* AIM OF THE TASK: Would you please copy each line below that includes the string "additional"?

Dataset items:
※ ※ ※

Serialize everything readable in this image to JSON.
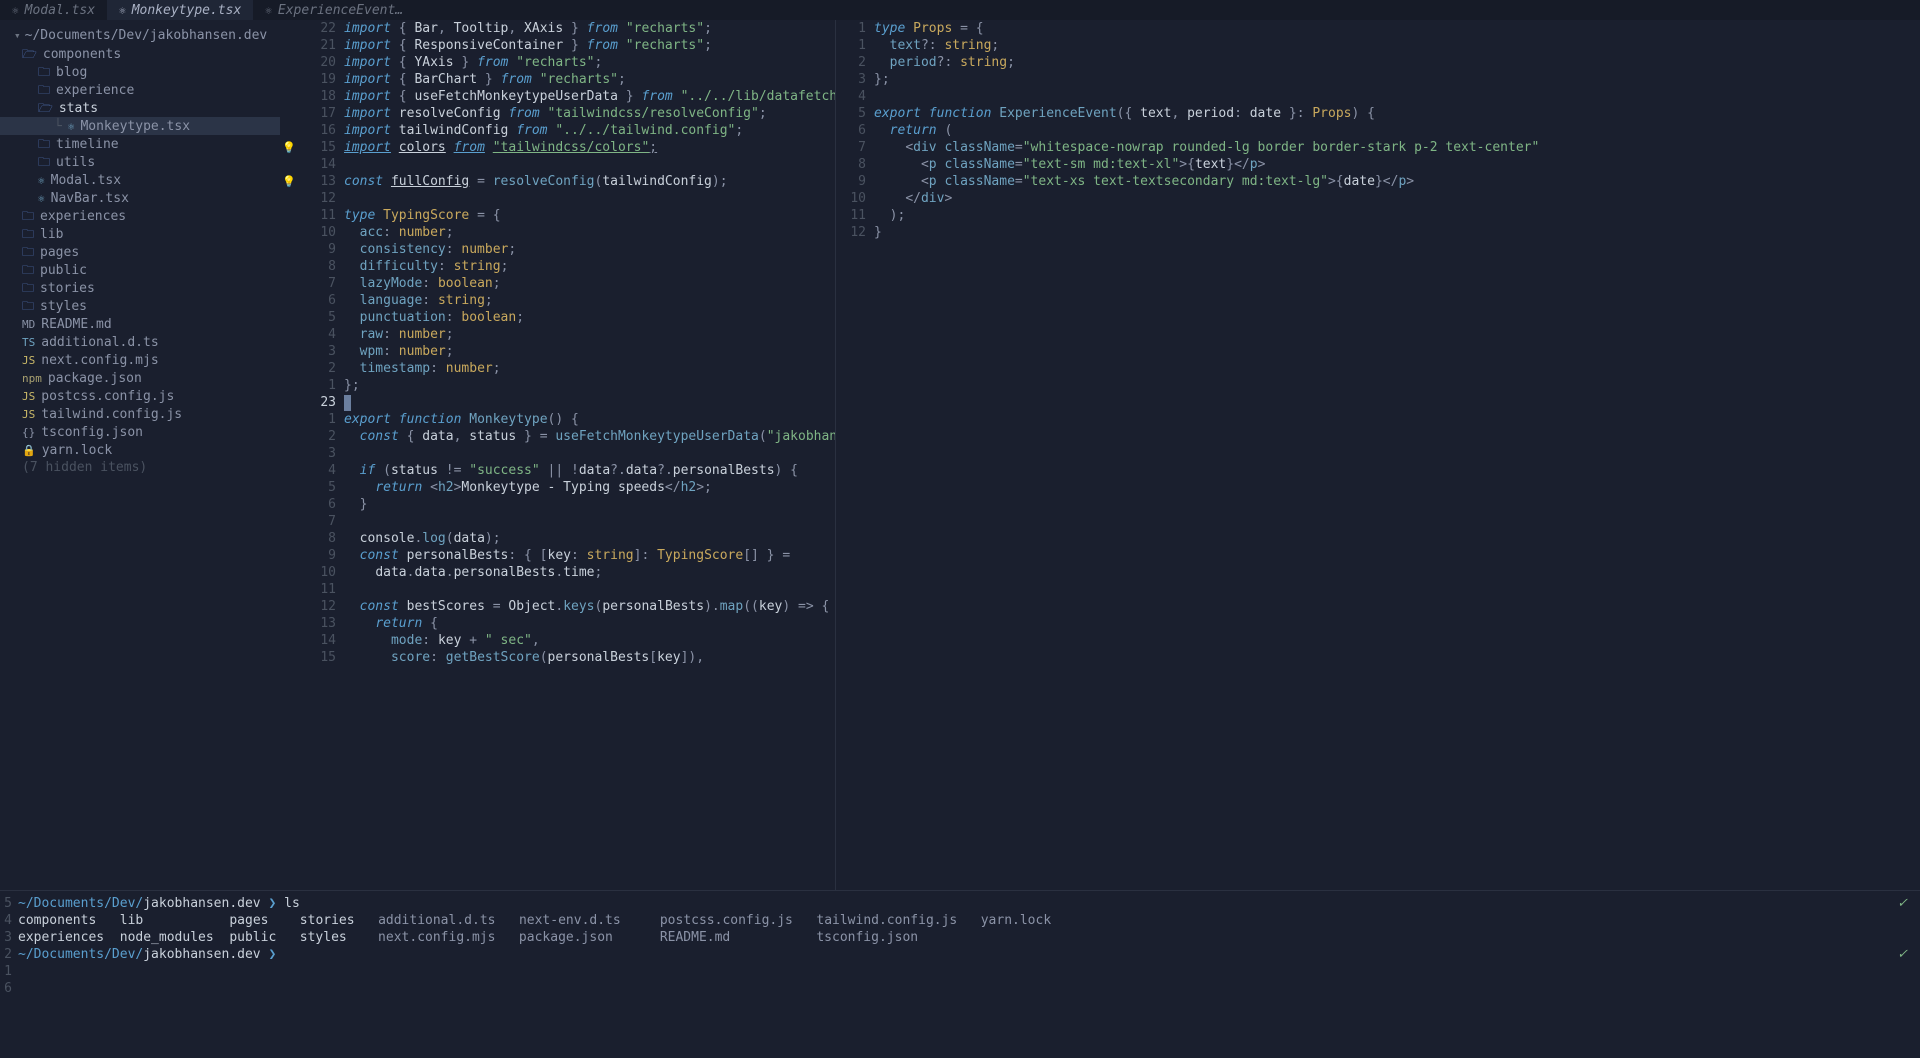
{
  "tabs": [
    {
      "icon": "⚛",
      "label": "Modal.tsx",
      "active": false
    },
    {
      "icon": "⚛",
      "label": "Monkeytype.tsx",
      "active": true
    },
    {
      "icon": "⚛",
      "label": "ExperienceEvent…",
      "active": false
    }
  ],
  "tree": {
    "root": "~/Documents/Dev/jakobhansen.dev",
    "items": [
      {
        "type": "folder-open",
        "label": "components",
        "indent": 0
      },
      {
        "type": "folder",
        "label": "blog",
        "indent": 1
      },
      {
        "type": "folder",
        "label": "experience",
        "indent": 1
      },
      {
        "type": "folder-open",
        "label": "stats",
        "indent": 1,
        "highlighted": true
      },
      {
        "type": "file",
        "icon": "ts",
        "iconText": "⚛",
        "label": "Monkeytype.tsx",
        "indent": 3,
        "selected": true,
        "prefix": "└ "
      },
      {
        "type": "folder",
        "label": "timeline",
        "indent": 1
      },
      {
        "type": "folder",
        "label": "utils",
        "indent": 1
      },
      {
        "type": "file",
        "icon": "ts",
        "iconText": "⚛",
        "label": "Modal.tsx",
        "indent": 1
      },
      {
        "type": "file",
        "icon": "ts",
        "iconText": "⚛",
        "label": "NavBar.tsx",
        "indent": 1
      },
      {
        "type": "folder",
        "label": "experiences",
        "indent": 0
      },
      {
        "type": "folder",
        "label": "lib",
        "indent": 0
      },
      {
        "type": "folder",
        "label": "pages",
        "indent": 0
      },
      {
        "type": "folder",
        "label": "public",
        "indent": 0
      },
      {
        "type": "folder",
        "label": "stories",
        "indent": 0
      },
      {
        "type": "folder",
        "label": "styles",
        "indent": 0
      },
      {
        "type": "file",
        "icon": "md",
        "iconText": "MD",
        "label": "README.md",
        "indent": 0
      },
      {
        "type": "file",
        "icon": "ts",
        "iconText": "TS",
        "label": "additional.d.ts",
        "indent": 0
      },
      {
        "type": "file",
        "icon": "js",
        "iconText": "JS",
        "label": "next.config.mjs",
        "indent": 0
      },
      {
        "type": "file",
        "icon": "json",
        "iconText": "npm",
        "label": "package.json",
        "indent": 0
      },
      {
        "type": "file",
        "icon": "js",
        "iconText": "JS",
        "label": "postcss.config.js",
        "indent": 0
      },
      {
        "type": "file",
        "icon": "js",
        "iconText": "JS",
        "label": "tailwind.config.js",
        "indent": 0
      },
      {
        "type": "file",
        "icon": "conf",
        "iconText": "{}",
        "label": "tsconfig.json",
        "indent": 0
      },
      {
        "type": "file",
        "icon": "lock",
        "iconText": "🔒",
        "label": "yarn.lock",
        "indent": 0
      }
    ],
    "hidden": "(7 hidden items)"
  },
  "editor_left": {
    "lines": [
      {
        "ln": "22",
        "sign": "",
        "html": "<span class='kw'>import</span> <span class='punc'>{</span> <span class='ident'>Bar</span><span class='punc'>,</span> <span class='ident'>Tooltip</span><span class='punc'>,</span> <span class='ident'>XAxis</span> <span class='punc'>}</span> <span class='kw'>from</span> <span class='str'>\"recharts\"</span><span class='punc'>;</span>"
      },
      {
        "ln": "21",
        "sign": "",
        "html": "<span class='kw'>import</span> <span class='punc'>{</span> <span class='ident'>ResponsiveContainer</span> <span class='punc'>}</span> <span class='kw'>from</span> <span class='str'>\"recharts\"</span><span class='punc'>;</span>"
      },
      {
        "ln": "20",
        "sign": "",
        "html": "<span class='kw'>import</span> <span class='punc'>{</span> <span class='ident'>YAxis</span> <span class='punc'>}</span> <span class='kw'>from</span> <span class='str'>\"recharts\"</span><span class='punc'>;</span>"
      },
      {
        "ln": "19",
        "sign": "",
        "html": "<span class='kw'>import</span> <span class='punc'>{</span> <span class='ident'>BarChart</span> <span class='punc'>}</span> <span class='kw'>from</span> <span class='str'>\"recharts\"</span><span class='punc'>;</span>"
      },
      {
        "ln": "18",
        "sign": "",
        "html": "<span class='kw'>import</span> <span class='punc'>{</span> <span class='ident'>useFetchMonkeytypeUserData</span> <span class='punc'>}</span> <span class='kw'>from</span> <span class='str'>\"../../lib/datafetching/monkeyt</span>"
      },
      {
        "ln": "17",
        "sign": "",
        "html": "<span class='kw'>import</span> <span class='ident'>resolveConfig</span> <span class='kw'>from</span> <span class='str'>\"tailwindcss/resolveConfig\"</span><span class='punc'>;</span>"
      },
      {
        "ln": "16",
        "sign": "",
        "html": "<span class='kw'>import</span> <span class='ident'>tailwindConfig</span> <span class='kw'>from</span> <span class='str'>\"../../tailwind.config\"</span><span class='punc'>;</span>"
      },
      {
        "ln": "15",
        "sign": "💡",
        "html": "<span class='kw underline'>import</span> <span class='ident underline'>colors</span> <span class='kw underline'>from</span> <span class='str underline'>\"tailwindcss/colors\"</span><span class='punc underline'>;</span>"
      },
      {
        "ln": "14",
        "sign": "",
        "html": ""
      },
      {
        "ln": "13",
        "sign": "💡",
        "html": "<span class='kw'>const</span> <span class='ident underline'>fullConfig</span> <span class='punc'>=</span> <span class='fn'>resolveConfig</span><span class='punc'>(</span><span class='ident'>tailwindConfig</span><span class='punc'>);</span>"
      },
      {
        "ln": "12",
        "sign": "",
        "html": ""
      },
      {
        "ln": "11",
        "sign": "",
        "html": "<span class='kw'>type</span> <span class='type'>TypingScore</span> <span class='punc'>=</span> <span class='punc'>{</span>"
      },
      {
        "ln": "10",
        "sign": "",
        "html": "  <span class='prop'>acc</span><span class='punc'>:</span> <span class='type'>number</span><span class='punc'>;</span>"
      },
      {
        "ln": "9",
        "sign": "",
        "html": "  <span class='prop'>consistency</span><span class='punc'>:</span> <span class='type'>number</span><span class='punc'>;</span>"
      },
      {
        "ln": "8",
        "sign": "",
        "html": "  <span class='prop'>difficulty</span><span class='punc'>:</span> <span class='type'>string</span><span class='punc'>;</span>"
      },
      {
        "ln": "7",
        "sign": "",
        "html": "  <span class='prop'>lazyMode</span><span class='punc'>:</span> <span class='type'>boolean</span><span class='punc'>;</span>"
      },
      {
        "ln": "6",
        "sign": "",
        "html": "  <span class='prop'>language</span><span class='punc'>:</span> <span class='type'>string</span><span class='punc'>;</span>"
      },
      {
        "ln": "5",
        "sign": "",
        "html": "  <span class='prop'>punctuation</span><span class='punc'>:</span> <span class='type'>boolean</span><span class='punc'>;</span>"
      },
      {
        "ln": "4",
        "sign": "",
        "html": "  <span class='prop'>raw</span><span class='punc'>:</span> <span class='type'>number</span><span class='punc'>;</span>"
      },
      {
        "ln": "3",
        "sign": "",
        "html": "  <span class='prop'>wpm</span><span class='punc'>:</span> <span class='type'>number</span><span class='punc'>;</span>"
      },
      {
        "ln": "2",
        "sign": "",
        "html": "  <span class='prop'>timestamp</span><span class='punc'>:</span> <span class='type'>number</span><span class='punc'>;</span>"
      },
      {
        "ln": "1",
        "sign": "",
        "html": "<span class='punc'>};</span>"
      },
      {
        "ln": "23",
        "sign": "",
        "html": "<span class='cursor'></span>",
        "current": true
      },
      {
        "ln": "1",
        "sign": "",
        "html": "<span class='kw'>export</span> <span class='kw'>function</span> <span class='fn'>Monkeytype</span><span class='punc'>() {</span>"
      },
      {
        "ln": "2",
        "sign": "",
        "html": "  <span class='kw'>const</span> <span class='punc'>{</span> <span class='ident'>data</span><span class='punc'>,</span> <span class='ident'>status</span> <span class='punc'>}</span> <span class='punc'>=</span> <span class='fn'>useFetchMonkeytypeUserData</span><span class='punc'>(</span><span class='str'>\"jakobhansen\"</span><span class='punc'>);</span>"
      },
      {
        "ln": "3",
        "sign": "",
        "html": ""
      },
      {
        "ln": "4",
        "sign": "",
        "html": "  <span class='kw'>if</span> <span class='punc'>(</span><span class='ident'>status</span> <span class='punc'>!=</span> <span class='str'>\"success\"</span> <span class='punc'>||</span> <span class='punc'>!</span><span class='ident'>data</span><span class='punc'>?.</span><span class='ident'>data</span><span class='punc'>?.</span><span class='ident'>personalBests</span><span class='punc'>) {</span>"
      },
      {
        "ln": "5",
        "sign": "",
        "html": "    <span class='kw'>return</span> <span class='punc'>&lt;</span><span class='tag'>h2</span><span class='punc'>&gt;</span><span class='ident'>Monkeytype - Typing speeds</span><span class='punc'>&lt;/</span><span class='tag'>h2</span><span class='punc'>&gt;;</span>"
      },
      {
        "ln": "6",
        "sign": "",
        "html": "  <span class='punc'>}</span>"
      },
      {
        "ln": "7",
        "sign": "",
        "html": ""
      },
      {
        "ln": "8",
        "sign": "",
        "html": "  <span class='ident'>console</span><span class='punc'>.</span><span class='fn'>log</span><span class='punc'>(</span><span class='ident'>data</span><span class='punc'>);</span>"
      },
      {
        "ln": "9",
        "sign": "",
        "html": "  <span class='kw'>const</span> <span class='ident'>personalBests</span><span class='punc'>: { [</span><span class='ident'>key</span><span class='punc'>:</span> <span class='type'>string</span><span class='punc'>]:</span> <span class='type'>TypingScore</span><span class='punc'>[] } =</span>"
      },
      {
        "ln": "10",
        "sign": "",
        "html": "    <span class='ident'>data</span><span class='punc'>.</span><span class='ident'>data</span><span class='punc'>.</span><span class='ident'>personalBests</span><span class='punc'>.</span><span class='ident'>time</span><span class='punc'>;</span>"
      },
      {
        "ln": "11",
        "sign": "",
        "html": ""
      },
      {
        "ln": "12",
        "sign": "",
        "html": "  <span class='kw'>const</span> <span class='ident'>bestScores</span> <span class='punc'>=</span> <span class='ident'>Object</span><span class='punc'>.</span><span class='fn'>keys</span><span class='punc'>(</span><span class='ident'>personalBests</span><span class='punc'>).</span><span class='fn'>map</span><span class='punc'>((</span><span class='ident'>key</span><span class='punc'>) =&gt; {</span>"
      },
      {
        "ln": "13",
        "sign": "",
        "html": "    <span class='kw'>return</span> <span class='punc'>{</span>"
      },
      {
        "ln": "14",
        "sign": "",
        "html": "      <span class='prop'>mode</span><span class='punc'>:</span> <span class='ident'>key</span> <span class='punc'>+</span> <span class='str'>\" sec\"</span><span class='punc'>,</span>"
      },
      {
        "ln": "15",
        "sign": "",
        "html": "      <span class='prop'>score</span><span class='punc'>:</span> <span class='fn'>getBestScore</span><span class='punc'>(</span><span class='ident'>personalBests</span><span class='punc'>[</span><span class='ident'>key</span><span class='punc'>]),</span>"
      }
    ]
  },
  "editor_right": {
    "lines": [
      {
        "ln": "1",
        "html": "<span class='kw'>type</span> <span class='type'>Props</span> <span class='punc'>=</span> <span class='punc'>{</span>"
      },
      {
        "ln": "1",
        "html": "  <span class='prop'>text</span><span class='punc'>?:</span> <span class='type'>string</span><span class='punc'>;</span>"
      },
      {
        "ln": "2",
        "html": "  <span class='prop'>period</span><span class='punc'>?:</span> <span class='type'>string</span><span class='punc'>;</span>"
      },
      {
        "ln": "3",
        "html": "<span class='punc'>};</span>"
      },
      {
        "ln": "4",
        "html": ""
      },
      {
        "ln": "5",
        "html": "<span class='kw'>export</span> <span class='kw'>function</span> <span class='fn'>ExperienceEvent</span><span class='punc'>({</span> <span class='ident'>text</span><span class='punc'>,</span> <span class='ident'>period</span><span class='punc'>:</span> <span class='ident'>date</span> <span class='punc'>}:</span> <span class='type'>Props</span><span class='punc'>) {</span>"
      },
      {
        "ln": "6",
        "html": "  <span class='kw'>return</span> <span class='punc'>(</span>"
      },
      {
        "ln": "7",
        "html": "    <span class='punc'>&lt;</span><span class='tag'>div</span> <span class='prop'>className</span><span class='punc'>=</span><span class='str'>\"whitespace-nowrap rounded-lg border border-stark p-2 text-center\"</span>"
      },
      {
        "ln": "8",
        "html": "      <span class='punc'>&lt;</span><span class='tag'>p</span> <span class='prop'>className</span><span class='punc'>=</span><span class='str'>\"text-sm md:text-xl\"</span><span class='punc'>&gt;{</span><span class='ident'>text</span><span class='punc'>}&lt;/</span><span class='tag'>p</span><span class='punc'>&gt;</span>"
      },
      {
        "ln": "9",
        "html": "      <span class='punc'>&lt;</span><span class='tag'>p</span> <span class='prop'>className</span><span class='punc'>=</span><span class='str'>\"text-xs text-textsecondary md:text-lg\"</span><span class='punc'>&gt;{</span><span class='ident'>date</span><span class='punc'>}&lt;/</span><span class='tag'>p</span><span class='punc'>&gt;</span>"
      },
      {
        "ln": "10",
        "html": "    <span class='punc'>&lt;/</span><span class='tag'>div</span><span class='punc'>&gt;</span>"
      },
      {
        "ln": "11",
        "html": "  <span class='punc'>);</span>"
      },
      {
        "ln": "12",
        "html": "<span class='punc'>}</span>"
      }
    ]
  },
  "terminal": {
    "rows": [
      {
        "ln": "5",
        "content": "<span class='term-prompt'>~/Documents/Dev/</span><span class='term-path'>jakobhansen.dev</span> <span class='term-prompt'>❯</span> <span class='term-text'>ls</span>",
        "check": true
      },
      {
        "ln": "4",
        "content": "<span class='term-files'><span class='f'>components</span>   <span class='f'>lib</span>           <span class='f'>pages</span>    <span class='f'>stories</span>   additional.d.ts   next-env.d.ts     postcss.config.js   tailwind.config.js   yarn.lock</span>"
      },
      {
        "ln": "3",
        "content": "<span class='term-files'><span class='f'>experiences</span>  <span class='f'>node_modules</span>  <span class='f'>public</span>   <span class='f'>styles</span>    next.config.mjs   package.json      README.md           tsconfig.json</span>"
      },
      {
        "ln": "2",
        "content": "<span class='term-prompt'>~/Documents/Dev/</span><span class='term-path'>jakobhansen.dev</span> <span class='term-prompt'>❯</span>",
        "check": true
      },
      {
        "ln": "1",
        "content": ""
      },
      {
        "ln": "6",
        "content": ""
      }
    ]
  }
}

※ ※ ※

* TASK RESPONSE:
        "label": "additional.d.ts",
        "content": "<span class='term-files'><span class='f'>components</span>   <span class='f'>lib</span>           <span class='f'>pages</span>    <span class='f'>stories</span>   additional.d.ts   next-env.d.ts     postcss.config.js   tailwind.config.js   yarn.lock</span>"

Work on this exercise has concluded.